    • Download and print the provided Five Ws Chart. Have each student bring their copy to the matinee program and take notes. Have students share and discuss their notes after the show.

After the Show

  • Use the Explorer Comparisons worksheet and have a class discussion to help students make connections between themselves and Lee Berger. Distribute the worksheet to students before the presentation and review the directions with them. Review any terms with which that they are unfamiliar with. After the presentation, have students share the notes that they took during the show. Have a class discussion about attitudes and skills and how students demonstrate them in their everyday lives. Have students record their personal examples on the worksheet.

  • Review the continents, countries, or areas that the speaker presented. Ask: What continents, countries, or areas does the speaker work in? Have younger students imagine that these places were characters in the stories that Lee Berger shared. Ask: What role did place play in Lee Berger story? Why was location important to the story? How did the characteristics of the place influence the story? Note: You may need to introduce the concept of place for your students, before they can answer and discuss these questions.

  • Discuss and define any unfamiliar terminology that the speaker used. Ask: What vocabulary words did Lee Berger use that were new to you? Invite volunteers to write the words on the board, and have the class define them as a group using information they learned from the speaker or through research. If desired, have students record unfamiliar terminology during the show on one half of a T Chart. Then, have them write the definitions on the other side following this class discussion.

  • Have a class discussion about the attitudes National Geographic explorers embody. Ask: What attitudes did Lee Berger talk about today? In what ways does Lee Berger demonstrate curiosity, responsibility, empowerment, and persistence in his work? Why do you think these attitudes are important for explorers? Students can use their Five Ws Chart for reference and a graphic organizer to organize their ideas.

  • Have a whole-class brainstorm on how students can make changes or support the speakers’ work. Ask: What, if any, call to action did the speakers make? How can you implement any changes in your day-to-day life?
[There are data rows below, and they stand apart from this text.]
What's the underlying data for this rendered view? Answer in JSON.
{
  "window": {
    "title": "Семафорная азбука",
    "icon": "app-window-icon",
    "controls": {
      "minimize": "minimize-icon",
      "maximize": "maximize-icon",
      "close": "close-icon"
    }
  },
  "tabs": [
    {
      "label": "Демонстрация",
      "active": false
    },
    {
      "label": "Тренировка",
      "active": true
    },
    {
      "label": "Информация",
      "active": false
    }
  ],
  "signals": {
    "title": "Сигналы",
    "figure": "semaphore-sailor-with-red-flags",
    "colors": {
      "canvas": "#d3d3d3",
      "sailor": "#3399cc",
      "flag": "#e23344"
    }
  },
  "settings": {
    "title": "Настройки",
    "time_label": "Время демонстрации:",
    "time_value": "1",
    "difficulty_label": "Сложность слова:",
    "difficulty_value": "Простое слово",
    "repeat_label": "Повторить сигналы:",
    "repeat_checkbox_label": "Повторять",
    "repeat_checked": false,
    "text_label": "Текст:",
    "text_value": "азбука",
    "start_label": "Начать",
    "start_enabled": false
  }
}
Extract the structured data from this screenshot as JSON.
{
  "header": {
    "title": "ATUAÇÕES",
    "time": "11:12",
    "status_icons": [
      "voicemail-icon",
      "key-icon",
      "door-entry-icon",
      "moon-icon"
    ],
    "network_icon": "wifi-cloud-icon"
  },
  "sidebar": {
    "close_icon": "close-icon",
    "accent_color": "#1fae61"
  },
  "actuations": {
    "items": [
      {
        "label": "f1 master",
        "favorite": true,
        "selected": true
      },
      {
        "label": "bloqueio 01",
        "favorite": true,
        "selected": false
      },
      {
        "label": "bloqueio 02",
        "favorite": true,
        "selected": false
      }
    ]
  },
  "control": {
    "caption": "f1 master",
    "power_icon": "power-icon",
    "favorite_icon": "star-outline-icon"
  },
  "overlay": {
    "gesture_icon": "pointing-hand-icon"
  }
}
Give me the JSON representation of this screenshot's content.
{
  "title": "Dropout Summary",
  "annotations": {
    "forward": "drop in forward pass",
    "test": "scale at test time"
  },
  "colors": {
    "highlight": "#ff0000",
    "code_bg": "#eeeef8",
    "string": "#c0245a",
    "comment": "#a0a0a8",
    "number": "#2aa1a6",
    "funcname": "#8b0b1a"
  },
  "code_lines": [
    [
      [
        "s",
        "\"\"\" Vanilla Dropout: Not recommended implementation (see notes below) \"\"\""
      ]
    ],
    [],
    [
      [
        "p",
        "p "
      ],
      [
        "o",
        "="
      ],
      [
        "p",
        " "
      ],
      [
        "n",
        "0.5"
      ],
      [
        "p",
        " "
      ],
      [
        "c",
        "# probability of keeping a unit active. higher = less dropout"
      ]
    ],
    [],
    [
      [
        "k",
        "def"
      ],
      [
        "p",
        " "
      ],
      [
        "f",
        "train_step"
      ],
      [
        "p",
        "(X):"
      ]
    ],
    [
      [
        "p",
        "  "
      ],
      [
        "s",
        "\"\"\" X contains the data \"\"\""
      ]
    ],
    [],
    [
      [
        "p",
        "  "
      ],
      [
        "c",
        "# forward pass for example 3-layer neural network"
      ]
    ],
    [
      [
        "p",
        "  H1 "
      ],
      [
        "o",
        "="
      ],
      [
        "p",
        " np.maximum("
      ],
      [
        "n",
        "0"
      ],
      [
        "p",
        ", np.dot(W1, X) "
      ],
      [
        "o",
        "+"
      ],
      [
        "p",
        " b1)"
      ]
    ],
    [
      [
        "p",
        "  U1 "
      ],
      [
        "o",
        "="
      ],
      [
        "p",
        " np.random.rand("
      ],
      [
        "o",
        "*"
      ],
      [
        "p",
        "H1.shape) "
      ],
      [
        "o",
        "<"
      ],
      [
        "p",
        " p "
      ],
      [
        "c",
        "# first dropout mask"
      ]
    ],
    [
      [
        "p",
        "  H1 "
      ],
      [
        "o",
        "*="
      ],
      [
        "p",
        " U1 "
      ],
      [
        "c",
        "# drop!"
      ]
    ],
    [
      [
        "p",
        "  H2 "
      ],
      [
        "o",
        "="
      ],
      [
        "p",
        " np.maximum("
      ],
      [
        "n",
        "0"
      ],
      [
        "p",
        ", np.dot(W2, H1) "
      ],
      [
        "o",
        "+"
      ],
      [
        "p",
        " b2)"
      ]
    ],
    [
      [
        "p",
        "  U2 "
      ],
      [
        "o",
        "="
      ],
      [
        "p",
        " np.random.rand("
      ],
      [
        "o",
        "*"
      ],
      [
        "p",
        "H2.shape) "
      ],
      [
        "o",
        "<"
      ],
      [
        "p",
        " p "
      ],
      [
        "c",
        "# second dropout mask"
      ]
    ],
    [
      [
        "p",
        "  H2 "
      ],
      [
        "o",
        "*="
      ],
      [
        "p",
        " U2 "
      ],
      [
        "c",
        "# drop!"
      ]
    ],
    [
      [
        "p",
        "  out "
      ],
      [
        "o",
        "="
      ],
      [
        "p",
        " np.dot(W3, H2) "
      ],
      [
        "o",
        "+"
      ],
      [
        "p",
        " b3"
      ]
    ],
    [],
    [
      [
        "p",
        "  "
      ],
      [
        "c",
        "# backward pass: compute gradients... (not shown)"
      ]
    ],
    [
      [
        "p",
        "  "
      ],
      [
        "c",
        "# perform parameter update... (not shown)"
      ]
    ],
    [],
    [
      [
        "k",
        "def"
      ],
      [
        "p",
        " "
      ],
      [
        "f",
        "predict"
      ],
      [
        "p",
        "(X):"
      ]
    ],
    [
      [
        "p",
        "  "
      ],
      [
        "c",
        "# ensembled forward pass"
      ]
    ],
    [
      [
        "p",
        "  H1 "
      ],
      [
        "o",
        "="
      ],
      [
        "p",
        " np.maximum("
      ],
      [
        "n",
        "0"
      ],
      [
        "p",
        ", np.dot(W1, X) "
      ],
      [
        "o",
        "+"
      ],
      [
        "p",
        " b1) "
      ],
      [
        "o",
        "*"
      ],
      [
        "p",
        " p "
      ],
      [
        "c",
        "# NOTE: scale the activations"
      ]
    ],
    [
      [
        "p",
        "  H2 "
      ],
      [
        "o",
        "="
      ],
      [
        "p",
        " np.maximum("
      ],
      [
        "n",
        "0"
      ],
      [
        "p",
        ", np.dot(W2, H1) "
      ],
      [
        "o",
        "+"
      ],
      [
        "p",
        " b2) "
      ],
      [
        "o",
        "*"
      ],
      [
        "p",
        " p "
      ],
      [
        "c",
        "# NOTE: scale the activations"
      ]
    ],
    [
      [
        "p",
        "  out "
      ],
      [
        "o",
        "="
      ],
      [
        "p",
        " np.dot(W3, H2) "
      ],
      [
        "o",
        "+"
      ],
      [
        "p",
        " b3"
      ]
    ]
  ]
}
What can we work on together as a group?


a modification of an organism or its parts that makes it more fit for existence. An adaptation is passed from generation to generation.


study of human history, based on material remains.


change in heritable traits of a population over time.


study of the fossils of ancient human ancestors. Also called human paleontology.


the study of fossils and life from early geologic periods.